In the records below, find each line with the word "Enterprise" and copy it.

++++ Exercise inputs

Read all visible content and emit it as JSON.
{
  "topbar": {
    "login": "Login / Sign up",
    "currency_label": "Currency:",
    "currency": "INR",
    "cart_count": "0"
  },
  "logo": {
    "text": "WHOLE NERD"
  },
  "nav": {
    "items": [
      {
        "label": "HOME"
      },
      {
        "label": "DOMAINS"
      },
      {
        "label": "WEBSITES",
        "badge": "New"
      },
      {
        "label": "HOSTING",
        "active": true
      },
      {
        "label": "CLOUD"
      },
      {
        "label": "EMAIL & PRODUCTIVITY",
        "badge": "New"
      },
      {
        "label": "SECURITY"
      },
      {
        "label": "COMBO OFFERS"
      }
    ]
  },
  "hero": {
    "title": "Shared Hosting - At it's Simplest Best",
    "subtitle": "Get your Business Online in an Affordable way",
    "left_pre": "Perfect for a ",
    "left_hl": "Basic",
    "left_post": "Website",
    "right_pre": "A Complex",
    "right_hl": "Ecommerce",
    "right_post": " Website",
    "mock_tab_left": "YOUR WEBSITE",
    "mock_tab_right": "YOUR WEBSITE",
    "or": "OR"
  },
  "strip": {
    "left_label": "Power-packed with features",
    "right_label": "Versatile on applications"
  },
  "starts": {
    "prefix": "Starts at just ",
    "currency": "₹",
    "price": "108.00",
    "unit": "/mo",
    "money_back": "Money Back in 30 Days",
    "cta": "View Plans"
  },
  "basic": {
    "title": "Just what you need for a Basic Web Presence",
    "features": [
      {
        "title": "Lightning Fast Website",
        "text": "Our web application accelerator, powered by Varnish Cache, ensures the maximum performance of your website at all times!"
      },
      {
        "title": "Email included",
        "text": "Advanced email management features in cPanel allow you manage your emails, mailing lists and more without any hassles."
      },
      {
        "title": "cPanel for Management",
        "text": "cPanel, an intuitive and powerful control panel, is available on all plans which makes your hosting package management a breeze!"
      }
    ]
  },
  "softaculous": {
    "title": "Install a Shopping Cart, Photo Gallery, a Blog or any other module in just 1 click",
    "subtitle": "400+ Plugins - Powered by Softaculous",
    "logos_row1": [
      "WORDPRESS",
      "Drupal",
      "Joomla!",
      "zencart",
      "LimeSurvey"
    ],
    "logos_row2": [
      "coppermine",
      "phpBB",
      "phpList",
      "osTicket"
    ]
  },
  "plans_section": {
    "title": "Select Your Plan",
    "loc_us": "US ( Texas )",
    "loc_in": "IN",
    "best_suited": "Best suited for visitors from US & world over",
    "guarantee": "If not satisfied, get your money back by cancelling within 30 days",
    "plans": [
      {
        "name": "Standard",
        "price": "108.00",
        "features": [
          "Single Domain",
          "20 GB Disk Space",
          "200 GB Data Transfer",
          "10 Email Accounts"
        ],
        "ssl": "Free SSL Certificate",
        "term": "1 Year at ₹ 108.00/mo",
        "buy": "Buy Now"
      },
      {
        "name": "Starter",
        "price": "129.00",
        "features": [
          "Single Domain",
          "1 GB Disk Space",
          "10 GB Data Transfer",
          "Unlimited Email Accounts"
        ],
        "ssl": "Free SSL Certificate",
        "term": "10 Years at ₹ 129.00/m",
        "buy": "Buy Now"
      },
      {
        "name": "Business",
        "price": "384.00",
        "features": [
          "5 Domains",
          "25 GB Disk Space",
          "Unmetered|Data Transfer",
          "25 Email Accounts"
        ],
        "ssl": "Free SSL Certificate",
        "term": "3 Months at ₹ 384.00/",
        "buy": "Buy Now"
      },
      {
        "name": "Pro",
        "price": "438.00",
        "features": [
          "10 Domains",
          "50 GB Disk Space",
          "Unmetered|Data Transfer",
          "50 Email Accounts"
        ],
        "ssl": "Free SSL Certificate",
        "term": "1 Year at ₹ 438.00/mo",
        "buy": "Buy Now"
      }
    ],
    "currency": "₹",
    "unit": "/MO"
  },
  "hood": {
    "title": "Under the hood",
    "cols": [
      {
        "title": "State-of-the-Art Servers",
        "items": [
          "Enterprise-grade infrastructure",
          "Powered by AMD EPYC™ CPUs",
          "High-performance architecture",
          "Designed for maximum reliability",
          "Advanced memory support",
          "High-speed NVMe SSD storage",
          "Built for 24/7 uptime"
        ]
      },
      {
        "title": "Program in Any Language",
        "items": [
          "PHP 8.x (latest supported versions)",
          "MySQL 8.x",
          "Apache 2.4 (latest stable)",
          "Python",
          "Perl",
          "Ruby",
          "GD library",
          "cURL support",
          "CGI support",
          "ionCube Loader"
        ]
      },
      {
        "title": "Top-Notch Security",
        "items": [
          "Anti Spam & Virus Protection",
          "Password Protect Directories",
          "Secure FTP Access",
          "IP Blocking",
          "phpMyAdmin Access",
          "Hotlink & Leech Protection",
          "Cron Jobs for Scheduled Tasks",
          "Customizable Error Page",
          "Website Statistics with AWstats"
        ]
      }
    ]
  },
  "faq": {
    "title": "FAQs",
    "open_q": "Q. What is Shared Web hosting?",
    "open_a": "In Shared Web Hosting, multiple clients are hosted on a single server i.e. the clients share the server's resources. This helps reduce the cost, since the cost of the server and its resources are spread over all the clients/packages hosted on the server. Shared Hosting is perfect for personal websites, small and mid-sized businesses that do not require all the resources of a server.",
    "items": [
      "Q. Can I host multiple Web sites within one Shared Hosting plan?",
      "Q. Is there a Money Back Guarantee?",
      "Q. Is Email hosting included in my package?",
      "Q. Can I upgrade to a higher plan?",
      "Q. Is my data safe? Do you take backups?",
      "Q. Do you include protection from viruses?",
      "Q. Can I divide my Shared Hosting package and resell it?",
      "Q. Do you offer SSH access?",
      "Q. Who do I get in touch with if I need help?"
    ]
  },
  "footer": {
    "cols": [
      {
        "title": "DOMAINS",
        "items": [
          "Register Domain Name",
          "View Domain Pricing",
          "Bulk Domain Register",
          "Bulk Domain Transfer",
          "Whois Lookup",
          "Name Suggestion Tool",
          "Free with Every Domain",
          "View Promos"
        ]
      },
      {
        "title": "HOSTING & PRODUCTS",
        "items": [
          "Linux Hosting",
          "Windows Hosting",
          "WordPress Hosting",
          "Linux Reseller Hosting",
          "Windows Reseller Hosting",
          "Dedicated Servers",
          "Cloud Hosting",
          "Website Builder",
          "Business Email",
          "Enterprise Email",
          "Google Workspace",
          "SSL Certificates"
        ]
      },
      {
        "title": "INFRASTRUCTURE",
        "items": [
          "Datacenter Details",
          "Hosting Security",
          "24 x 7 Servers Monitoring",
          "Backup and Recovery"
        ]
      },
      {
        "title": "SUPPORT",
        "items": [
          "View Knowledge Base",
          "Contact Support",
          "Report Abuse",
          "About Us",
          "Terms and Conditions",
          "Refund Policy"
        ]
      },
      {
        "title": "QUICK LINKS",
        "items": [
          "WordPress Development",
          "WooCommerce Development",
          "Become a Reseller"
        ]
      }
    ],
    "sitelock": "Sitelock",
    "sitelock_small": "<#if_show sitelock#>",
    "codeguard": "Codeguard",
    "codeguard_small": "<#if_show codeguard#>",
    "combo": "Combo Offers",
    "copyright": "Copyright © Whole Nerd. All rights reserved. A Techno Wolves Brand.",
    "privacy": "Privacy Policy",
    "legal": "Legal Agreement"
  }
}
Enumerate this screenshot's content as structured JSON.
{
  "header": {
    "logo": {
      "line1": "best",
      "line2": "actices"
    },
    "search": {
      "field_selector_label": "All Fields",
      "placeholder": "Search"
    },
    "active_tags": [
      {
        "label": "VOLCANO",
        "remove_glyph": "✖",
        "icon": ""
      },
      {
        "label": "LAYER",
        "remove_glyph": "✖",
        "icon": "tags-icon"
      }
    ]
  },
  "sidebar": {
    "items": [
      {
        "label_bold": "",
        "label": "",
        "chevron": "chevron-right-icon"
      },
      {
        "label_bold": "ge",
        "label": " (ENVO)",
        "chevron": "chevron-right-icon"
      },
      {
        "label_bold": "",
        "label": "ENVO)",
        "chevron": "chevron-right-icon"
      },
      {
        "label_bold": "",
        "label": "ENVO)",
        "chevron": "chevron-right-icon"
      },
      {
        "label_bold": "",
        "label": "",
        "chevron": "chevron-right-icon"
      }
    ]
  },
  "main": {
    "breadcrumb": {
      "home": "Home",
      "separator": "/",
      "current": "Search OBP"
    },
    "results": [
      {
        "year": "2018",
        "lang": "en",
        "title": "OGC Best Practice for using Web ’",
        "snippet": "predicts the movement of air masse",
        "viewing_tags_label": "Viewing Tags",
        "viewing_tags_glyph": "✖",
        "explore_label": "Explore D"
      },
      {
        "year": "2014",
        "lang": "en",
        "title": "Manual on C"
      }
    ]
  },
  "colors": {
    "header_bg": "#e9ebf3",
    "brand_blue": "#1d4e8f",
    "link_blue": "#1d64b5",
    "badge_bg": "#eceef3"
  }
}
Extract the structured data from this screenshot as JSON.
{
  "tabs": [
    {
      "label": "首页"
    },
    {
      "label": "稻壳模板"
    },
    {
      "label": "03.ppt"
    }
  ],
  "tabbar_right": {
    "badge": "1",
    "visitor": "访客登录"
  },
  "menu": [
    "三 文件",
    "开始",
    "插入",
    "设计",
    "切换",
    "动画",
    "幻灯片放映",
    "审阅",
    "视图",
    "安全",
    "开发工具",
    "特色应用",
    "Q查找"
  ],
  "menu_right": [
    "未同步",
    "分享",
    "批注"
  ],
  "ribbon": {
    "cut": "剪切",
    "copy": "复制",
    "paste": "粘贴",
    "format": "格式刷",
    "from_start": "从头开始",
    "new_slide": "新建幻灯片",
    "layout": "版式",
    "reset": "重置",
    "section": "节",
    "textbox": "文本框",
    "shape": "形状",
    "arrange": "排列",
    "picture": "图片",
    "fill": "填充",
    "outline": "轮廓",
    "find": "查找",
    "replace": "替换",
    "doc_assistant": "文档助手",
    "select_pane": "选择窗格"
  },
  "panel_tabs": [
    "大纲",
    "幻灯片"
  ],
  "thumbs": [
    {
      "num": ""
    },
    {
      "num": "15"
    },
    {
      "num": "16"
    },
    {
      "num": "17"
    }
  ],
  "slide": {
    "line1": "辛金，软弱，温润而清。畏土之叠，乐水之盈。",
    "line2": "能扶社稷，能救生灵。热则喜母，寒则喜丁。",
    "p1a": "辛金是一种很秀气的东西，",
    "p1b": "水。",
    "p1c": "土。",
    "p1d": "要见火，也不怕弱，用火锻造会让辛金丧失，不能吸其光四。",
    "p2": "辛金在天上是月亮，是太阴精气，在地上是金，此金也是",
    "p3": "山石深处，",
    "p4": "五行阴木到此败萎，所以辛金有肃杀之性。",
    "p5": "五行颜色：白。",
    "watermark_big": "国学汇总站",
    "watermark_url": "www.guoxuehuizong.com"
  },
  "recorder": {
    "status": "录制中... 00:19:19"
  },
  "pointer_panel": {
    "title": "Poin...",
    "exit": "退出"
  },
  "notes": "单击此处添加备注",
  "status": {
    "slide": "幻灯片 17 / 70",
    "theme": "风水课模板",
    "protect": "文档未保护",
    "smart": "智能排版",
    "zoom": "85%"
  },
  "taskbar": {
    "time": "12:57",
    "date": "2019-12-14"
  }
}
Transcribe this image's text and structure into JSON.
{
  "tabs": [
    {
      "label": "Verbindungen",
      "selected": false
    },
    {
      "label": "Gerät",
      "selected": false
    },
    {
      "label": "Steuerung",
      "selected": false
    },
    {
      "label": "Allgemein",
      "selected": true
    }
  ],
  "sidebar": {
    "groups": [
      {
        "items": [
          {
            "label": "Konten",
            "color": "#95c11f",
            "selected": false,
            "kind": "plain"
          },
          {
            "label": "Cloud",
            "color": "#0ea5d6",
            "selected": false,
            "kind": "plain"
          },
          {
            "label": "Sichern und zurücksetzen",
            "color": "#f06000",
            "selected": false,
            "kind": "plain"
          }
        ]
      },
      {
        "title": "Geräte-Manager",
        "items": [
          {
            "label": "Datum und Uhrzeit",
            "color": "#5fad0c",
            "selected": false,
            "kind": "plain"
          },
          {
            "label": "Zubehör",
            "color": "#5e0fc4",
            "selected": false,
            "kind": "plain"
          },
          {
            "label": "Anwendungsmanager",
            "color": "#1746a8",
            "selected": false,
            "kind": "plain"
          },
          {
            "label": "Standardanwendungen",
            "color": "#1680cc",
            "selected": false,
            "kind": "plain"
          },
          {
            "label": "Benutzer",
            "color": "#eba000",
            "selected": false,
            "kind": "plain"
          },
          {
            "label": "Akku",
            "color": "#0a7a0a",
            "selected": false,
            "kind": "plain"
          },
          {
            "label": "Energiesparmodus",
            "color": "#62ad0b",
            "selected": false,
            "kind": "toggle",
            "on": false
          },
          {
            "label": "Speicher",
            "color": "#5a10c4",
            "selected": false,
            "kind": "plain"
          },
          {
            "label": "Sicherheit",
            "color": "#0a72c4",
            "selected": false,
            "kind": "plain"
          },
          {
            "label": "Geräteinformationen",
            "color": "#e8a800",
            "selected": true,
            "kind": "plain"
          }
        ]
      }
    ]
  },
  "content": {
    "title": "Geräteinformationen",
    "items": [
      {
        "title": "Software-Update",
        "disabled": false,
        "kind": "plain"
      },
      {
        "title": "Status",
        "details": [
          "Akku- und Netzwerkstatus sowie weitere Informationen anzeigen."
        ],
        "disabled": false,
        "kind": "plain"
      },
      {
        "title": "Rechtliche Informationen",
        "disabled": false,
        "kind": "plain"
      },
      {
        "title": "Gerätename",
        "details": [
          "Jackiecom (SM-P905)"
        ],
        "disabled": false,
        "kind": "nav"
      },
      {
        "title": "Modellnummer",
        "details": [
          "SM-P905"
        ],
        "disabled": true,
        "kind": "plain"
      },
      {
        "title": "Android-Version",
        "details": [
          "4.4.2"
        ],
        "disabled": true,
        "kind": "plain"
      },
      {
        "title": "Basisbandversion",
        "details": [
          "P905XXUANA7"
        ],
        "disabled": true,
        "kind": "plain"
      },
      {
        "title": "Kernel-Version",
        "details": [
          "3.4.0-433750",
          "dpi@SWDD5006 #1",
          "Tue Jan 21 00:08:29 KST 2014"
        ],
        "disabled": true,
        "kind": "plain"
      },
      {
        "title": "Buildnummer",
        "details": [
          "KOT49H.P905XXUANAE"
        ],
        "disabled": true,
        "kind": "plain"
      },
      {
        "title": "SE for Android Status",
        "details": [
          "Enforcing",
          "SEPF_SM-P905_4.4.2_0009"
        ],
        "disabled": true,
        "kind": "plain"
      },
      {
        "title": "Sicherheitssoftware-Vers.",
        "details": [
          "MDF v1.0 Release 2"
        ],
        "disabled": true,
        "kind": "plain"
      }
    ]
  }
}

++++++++

Task output.
          "Enterprise-grade infrastructure",
          "Enterprise Email",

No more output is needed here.